To get the lrzip program, we can install the lrzip package using the package manager of our Linux system:
$ apt-get install -y lrzip
Then, we can verify the installation by checking the version of the lrzip command:
$ lrzip --version lrzip version 0.631
5.2. Two-Stage Pass of the lrzip Command
The lrzip command compresses a file in a two-stage process. First, it passes the file through an rzip-like compression method to remove long-distance data redundancy. Then, the output will be passed to another compression algorithm.
For a large file with repeating sequences that are spread all over the file, the first pass is what gives the improvement in compression ratio as compared to using the second-stage compression algorithm alone.
In the subsequent section, we’ll see how the different second-stage algorithms affect the compression ratio on the same linux.tar file.
5.3. Using gzip at the Second Stage
To use the gzip compression method at the second pass, we can specify the -g option to the lrzip command:
$ time lrzip -L 9 -g linux.tar Output filename is: linux.tar.lrz linux.tar - Compression Ratio: 7.130. Average Compression Speed: 31.738MB/s. Total time: 00:00:42.72 real 0m30.976s user 0m48.616s sys 0m14.124s $ ls -lh linux.tar.lrz -rw-r--r-- 1 user user 190M Jul 29 06:43 linux.tar.lrz
We can see that by using lrzip in combination with the gzip compression method at the second stage, we get a higher compression ratio of 7.13 on the same file. This additional gain in compression ratio is thanks to the use of rzip, which removes long-distance data redundancy.
5.4. LZMA Compression Method
The LZMA compression method takes longer than gzip in general but provides a better compression ratio. By default, lrzip uses the LZMA compression method as the second stage if we’ve not specified any compression method.
Let’s compress the linux.tar using lrzip, with the LZMA compression method as the second stage compression:
$ time lrzip linux.tar Output filename is: linux.tar.lrz linux.tar - Compression Ratio: 9.733. Average Compression Speed: 9.454MB/s. Total time: 00:02:20.90 real 2m20.905s user 6m4.248s sys 0m15.788s $ ls -lh linux.tar.lrz -rw-r--r-- 1 user user 137M Jul 29 06:43 linux.tar.lrz
From the time command output, we can see that the LZMA compression method is taking much longer than the gzip compression method.
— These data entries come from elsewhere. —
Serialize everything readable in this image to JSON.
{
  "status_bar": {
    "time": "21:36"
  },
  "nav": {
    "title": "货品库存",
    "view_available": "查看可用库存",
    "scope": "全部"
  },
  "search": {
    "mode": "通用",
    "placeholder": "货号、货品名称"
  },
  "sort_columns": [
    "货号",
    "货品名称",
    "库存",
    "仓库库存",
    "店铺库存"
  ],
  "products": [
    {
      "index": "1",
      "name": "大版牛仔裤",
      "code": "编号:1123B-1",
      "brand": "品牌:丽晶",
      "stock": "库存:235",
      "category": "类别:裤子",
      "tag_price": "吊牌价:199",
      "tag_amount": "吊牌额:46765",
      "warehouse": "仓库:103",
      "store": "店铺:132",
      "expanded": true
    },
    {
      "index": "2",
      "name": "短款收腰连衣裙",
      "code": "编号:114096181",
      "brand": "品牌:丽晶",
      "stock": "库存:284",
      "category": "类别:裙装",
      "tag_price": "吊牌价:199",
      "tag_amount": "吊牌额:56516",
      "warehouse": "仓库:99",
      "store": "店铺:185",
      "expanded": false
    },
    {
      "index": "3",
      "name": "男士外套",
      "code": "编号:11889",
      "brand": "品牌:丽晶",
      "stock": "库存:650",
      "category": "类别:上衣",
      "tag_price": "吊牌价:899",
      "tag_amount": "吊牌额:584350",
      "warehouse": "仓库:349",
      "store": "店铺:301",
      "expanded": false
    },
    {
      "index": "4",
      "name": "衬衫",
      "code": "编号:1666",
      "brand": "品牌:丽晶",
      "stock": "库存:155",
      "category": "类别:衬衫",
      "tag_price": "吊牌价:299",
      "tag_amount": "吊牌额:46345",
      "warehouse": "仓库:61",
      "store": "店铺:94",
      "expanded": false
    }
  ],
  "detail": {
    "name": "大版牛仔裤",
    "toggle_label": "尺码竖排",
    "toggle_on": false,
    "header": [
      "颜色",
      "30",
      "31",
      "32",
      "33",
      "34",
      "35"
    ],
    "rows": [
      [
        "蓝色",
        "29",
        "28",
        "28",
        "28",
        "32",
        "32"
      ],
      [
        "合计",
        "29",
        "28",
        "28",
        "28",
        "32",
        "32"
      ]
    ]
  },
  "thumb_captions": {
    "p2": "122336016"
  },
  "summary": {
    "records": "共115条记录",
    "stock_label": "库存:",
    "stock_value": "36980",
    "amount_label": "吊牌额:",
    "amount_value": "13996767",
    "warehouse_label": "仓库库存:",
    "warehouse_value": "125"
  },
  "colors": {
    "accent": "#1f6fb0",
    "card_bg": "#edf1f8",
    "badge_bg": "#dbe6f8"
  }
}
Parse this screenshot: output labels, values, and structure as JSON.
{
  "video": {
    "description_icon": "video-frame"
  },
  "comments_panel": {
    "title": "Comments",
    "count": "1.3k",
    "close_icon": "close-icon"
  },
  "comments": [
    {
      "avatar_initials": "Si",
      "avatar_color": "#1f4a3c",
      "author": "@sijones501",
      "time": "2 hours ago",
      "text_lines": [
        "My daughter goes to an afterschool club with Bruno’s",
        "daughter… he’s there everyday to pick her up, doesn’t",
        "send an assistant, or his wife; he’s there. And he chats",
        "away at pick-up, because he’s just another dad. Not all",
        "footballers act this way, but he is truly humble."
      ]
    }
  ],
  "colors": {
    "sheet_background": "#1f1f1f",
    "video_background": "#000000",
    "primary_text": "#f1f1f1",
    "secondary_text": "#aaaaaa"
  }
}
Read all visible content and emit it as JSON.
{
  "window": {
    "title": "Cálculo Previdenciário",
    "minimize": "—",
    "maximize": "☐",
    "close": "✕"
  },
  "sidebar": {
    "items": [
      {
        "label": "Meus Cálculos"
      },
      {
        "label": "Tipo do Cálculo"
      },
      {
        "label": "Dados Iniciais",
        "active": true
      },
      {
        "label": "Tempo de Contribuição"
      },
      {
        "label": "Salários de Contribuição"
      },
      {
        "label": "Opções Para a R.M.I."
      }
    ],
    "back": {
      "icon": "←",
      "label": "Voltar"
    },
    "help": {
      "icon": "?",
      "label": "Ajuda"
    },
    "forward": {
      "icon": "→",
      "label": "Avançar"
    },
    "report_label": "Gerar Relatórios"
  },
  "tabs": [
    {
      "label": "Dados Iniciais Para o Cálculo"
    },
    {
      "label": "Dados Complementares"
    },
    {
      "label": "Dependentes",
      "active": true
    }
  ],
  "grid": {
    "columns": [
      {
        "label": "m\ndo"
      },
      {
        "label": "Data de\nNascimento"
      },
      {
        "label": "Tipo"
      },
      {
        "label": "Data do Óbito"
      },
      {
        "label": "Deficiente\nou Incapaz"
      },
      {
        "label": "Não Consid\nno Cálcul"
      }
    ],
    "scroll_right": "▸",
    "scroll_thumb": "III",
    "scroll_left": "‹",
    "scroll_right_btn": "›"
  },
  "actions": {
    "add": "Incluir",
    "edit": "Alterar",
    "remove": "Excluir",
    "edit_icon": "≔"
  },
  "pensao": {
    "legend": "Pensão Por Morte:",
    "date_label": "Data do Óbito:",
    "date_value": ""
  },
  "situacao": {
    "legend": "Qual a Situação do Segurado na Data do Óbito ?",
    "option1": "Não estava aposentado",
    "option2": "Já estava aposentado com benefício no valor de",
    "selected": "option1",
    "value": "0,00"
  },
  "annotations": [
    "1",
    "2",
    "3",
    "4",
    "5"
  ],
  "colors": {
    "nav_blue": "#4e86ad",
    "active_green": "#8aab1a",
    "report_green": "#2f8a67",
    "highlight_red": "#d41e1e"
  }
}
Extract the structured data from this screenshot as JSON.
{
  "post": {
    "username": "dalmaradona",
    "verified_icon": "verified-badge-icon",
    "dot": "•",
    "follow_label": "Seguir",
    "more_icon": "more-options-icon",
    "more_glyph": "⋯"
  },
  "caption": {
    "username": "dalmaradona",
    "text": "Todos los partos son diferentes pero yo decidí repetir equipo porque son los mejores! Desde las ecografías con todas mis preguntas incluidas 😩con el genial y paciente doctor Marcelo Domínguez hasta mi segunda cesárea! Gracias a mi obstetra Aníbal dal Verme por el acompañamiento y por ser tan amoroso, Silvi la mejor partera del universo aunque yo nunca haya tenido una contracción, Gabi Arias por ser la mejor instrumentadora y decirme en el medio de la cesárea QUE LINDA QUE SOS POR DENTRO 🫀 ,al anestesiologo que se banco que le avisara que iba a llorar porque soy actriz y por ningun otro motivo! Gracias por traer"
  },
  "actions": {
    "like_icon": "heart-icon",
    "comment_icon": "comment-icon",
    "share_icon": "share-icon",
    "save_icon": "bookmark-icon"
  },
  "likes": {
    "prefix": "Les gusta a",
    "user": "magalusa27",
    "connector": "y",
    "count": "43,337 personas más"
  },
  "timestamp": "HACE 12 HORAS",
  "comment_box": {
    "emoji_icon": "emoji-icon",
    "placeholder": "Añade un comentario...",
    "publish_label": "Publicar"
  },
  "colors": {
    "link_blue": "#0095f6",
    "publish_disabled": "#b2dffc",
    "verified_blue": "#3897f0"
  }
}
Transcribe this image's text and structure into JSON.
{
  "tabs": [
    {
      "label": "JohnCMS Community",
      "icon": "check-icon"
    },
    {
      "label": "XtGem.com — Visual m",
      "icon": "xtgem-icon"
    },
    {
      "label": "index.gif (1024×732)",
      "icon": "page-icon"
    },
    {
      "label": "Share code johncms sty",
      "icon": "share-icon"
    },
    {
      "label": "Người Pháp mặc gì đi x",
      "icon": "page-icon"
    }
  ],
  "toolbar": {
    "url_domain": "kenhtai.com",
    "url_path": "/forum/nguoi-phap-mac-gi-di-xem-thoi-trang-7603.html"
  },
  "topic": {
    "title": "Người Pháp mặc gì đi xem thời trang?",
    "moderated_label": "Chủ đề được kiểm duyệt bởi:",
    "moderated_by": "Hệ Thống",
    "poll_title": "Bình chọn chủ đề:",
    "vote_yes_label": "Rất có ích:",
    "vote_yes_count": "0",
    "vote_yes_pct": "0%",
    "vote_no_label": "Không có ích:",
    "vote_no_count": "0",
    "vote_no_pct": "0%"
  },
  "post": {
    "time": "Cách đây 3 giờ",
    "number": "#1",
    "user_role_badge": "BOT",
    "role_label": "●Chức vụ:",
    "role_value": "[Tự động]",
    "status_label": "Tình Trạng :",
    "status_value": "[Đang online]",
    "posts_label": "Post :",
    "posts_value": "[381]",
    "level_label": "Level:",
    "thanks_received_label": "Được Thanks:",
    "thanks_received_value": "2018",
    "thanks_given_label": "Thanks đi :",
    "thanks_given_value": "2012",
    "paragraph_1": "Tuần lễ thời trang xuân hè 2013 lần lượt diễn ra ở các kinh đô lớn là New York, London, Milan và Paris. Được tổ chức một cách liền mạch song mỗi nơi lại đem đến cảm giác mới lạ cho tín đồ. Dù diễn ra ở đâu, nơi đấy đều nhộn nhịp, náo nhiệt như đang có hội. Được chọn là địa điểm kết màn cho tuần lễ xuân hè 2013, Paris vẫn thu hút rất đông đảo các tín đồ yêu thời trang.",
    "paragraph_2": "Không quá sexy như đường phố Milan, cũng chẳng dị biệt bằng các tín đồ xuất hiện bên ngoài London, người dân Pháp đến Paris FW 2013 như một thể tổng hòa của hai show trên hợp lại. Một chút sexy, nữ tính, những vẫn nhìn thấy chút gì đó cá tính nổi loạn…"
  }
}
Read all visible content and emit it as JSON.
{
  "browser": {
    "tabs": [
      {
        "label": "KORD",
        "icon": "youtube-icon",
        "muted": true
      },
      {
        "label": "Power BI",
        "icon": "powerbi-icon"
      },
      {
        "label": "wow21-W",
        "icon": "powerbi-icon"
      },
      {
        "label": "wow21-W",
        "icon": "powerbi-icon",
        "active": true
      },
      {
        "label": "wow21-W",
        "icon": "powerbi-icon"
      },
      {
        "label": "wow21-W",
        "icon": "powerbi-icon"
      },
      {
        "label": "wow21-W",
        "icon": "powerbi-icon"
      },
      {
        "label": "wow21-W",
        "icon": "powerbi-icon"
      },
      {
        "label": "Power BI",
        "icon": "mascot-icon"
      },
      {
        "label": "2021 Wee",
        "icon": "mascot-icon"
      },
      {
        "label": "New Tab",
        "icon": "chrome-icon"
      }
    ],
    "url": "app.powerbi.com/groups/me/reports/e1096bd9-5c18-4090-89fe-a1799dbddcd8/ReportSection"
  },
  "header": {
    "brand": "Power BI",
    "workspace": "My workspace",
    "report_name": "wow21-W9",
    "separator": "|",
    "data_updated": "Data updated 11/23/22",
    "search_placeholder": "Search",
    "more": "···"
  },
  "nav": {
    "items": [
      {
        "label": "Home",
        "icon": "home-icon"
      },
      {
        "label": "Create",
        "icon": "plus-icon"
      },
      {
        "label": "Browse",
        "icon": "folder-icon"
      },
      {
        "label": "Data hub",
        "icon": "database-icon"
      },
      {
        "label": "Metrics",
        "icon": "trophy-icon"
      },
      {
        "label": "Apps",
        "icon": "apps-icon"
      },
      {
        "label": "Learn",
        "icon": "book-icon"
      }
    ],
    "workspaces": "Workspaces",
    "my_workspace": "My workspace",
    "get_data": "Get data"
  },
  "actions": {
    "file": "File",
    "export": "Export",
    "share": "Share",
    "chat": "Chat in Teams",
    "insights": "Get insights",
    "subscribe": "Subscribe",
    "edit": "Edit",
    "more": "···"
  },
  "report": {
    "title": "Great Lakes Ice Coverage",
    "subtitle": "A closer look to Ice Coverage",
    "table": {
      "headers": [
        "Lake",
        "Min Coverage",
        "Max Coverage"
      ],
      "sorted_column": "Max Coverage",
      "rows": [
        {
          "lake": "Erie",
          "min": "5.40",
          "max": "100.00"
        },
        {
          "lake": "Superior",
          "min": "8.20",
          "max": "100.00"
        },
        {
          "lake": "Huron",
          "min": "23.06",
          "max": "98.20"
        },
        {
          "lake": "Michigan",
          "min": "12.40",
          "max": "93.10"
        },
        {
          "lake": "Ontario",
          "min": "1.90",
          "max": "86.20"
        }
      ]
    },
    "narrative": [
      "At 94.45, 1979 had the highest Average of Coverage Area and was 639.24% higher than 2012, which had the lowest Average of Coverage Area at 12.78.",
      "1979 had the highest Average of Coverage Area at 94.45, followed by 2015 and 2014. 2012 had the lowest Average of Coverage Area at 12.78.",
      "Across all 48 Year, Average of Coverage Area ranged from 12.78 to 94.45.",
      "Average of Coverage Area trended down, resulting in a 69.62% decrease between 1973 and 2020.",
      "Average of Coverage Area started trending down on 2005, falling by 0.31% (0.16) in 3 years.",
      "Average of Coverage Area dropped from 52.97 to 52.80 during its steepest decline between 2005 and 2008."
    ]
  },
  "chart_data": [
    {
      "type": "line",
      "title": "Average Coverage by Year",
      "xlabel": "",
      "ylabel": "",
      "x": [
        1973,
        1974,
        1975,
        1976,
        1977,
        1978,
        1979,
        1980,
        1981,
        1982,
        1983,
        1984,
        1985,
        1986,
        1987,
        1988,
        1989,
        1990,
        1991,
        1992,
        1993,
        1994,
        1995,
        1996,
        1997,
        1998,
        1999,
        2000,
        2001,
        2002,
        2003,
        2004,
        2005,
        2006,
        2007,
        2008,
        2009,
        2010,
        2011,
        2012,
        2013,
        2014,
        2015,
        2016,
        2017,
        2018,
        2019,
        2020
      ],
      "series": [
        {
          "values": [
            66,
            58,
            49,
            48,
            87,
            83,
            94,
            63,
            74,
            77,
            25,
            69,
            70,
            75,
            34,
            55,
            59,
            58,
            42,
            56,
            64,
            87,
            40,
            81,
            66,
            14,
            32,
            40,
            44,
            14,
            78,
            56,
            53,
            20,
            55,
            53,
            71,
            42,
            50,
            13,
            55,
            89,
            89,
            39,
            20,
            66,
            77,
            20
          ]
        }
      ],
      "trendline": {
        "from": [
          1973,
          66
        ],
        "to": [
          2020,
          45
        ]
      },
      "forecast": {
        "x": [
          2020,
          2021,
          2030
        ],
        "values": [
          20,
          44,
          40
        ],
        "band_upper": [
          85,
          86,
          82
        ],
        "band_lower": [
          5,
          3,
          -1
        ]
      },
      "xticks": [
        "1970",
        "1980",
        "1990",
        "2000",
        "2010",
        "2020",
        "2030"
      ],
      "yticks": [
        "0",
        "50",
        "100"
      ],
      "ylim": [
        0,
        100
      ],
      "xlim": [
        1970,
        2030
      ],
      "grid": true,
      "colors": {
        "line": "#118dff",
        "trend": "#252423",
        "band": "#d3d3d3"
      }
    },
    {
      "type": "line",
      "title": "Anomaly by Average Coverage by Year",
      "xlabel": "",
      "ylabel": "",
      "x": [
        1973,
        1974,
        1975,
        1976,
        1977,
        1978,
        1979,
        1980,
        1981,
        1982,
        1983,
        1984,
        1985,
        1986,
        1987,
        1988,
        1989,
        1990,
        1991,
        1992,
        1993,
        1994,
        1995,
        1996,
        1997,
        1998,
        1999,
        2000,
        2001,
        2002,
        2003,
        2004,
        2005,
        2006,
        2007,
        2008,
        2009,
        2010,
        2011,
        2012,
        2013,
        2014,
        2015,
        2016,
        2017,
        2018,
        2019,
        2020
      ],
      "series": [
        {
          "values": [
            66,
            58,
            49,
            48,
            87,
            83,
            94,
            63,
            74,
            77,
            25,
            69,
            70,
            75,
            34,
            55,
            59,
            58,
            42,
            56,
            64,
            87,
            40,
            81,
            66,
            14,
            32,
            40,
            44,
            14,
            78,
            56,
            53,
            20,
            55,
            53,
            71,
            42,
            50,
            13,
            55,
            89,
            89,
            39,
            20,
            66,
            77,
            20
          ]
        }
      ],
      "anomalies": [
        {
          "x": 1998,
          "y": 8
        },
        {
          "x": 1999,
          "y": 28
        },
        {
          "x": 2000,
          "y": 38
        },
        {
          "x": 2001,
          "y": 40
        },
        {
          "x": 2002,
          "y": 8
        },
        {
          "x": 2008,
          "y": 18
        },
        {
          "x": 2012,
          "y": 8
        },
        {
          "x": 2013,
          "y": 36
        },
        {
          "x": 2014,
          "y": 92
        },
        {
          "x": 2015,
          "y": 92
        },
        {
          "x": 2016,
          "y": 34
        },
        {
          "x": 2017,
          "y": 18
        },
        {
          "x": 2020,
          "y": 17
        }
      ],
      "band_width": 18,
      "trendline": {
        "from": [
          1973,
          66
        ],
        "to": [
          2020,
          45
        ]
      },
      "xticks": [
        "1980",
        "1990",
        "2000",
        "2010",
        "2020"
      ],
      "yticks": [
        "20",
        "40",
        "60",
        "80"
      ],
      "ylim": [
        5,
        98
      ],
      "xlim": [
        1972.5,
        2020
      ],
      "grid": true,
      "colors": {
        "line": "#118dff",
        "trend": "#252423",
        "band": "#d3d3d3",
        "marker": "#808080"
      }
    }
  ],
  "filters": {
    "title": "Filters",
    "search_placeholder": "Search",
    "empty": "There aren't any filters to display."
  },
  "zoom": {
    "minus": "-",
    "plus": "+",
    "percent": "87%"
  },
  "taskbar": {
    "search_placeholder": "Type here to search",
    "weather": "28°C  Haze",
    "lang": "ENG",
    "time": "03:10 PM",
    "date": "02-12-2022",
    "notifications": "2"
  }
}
However, we get a compression ratio of 9.73 in return. In other words, we’ve managed to reduce the 1.4 GB tarball to 137 MB in size.
5.5. Best Compression Ratio at Slower Execution Time
The ZPAQ compression offers the highest compression ratio possible at the cost of longer compression time. Specifically, the compression time of ZPAQ is roughly four times slower than the LZMA.
To use the ZPAQ compression method with lrzip, we’ll pass the -z option flag to the lrzip command:
$ time lrzip -z linux.tar Output filename is: linux.tar.lrz linux.tar - Compression Ratio: 12.638. Average Compression Speed: 4.565MB/s. Total time: 00:04:51.30 real 4m51.312s user 11m56.119s sys 0m14.244s $ ls -lh linux.tar.lrz -rw-r--r-- 1 user user 106M Jul 29 06:43 linux.tar.lrz
As we can see, the total time taken for the command is much longer, close to five minutes. In return, the ZPAQ gives us a compression ratio of 12.64, reducing the linux.tar size to 106 MB.
In this tutorial, we’ve first learned about lossless compression in general. Then, we set a benchmark of compression ratio for the Linux kernel code tarball using the gzip command. Additionally, we’ve measured the time taken to compress the tarball using the gzip command as our benchmark for comparison.
After conducting a series of trials, we’ve learned that lrzip with gzip as its second-stage compression method provides a slightly better compression ratio than gzip alone. Then, the LZMA compression method significantly compresses the file, giving us a compression ratio of 9.73. Finally, the ZPAQ compression method achieves the highest compression ratio of 12.638. However, the entire compression duration for the file is more than twice that of LZMA.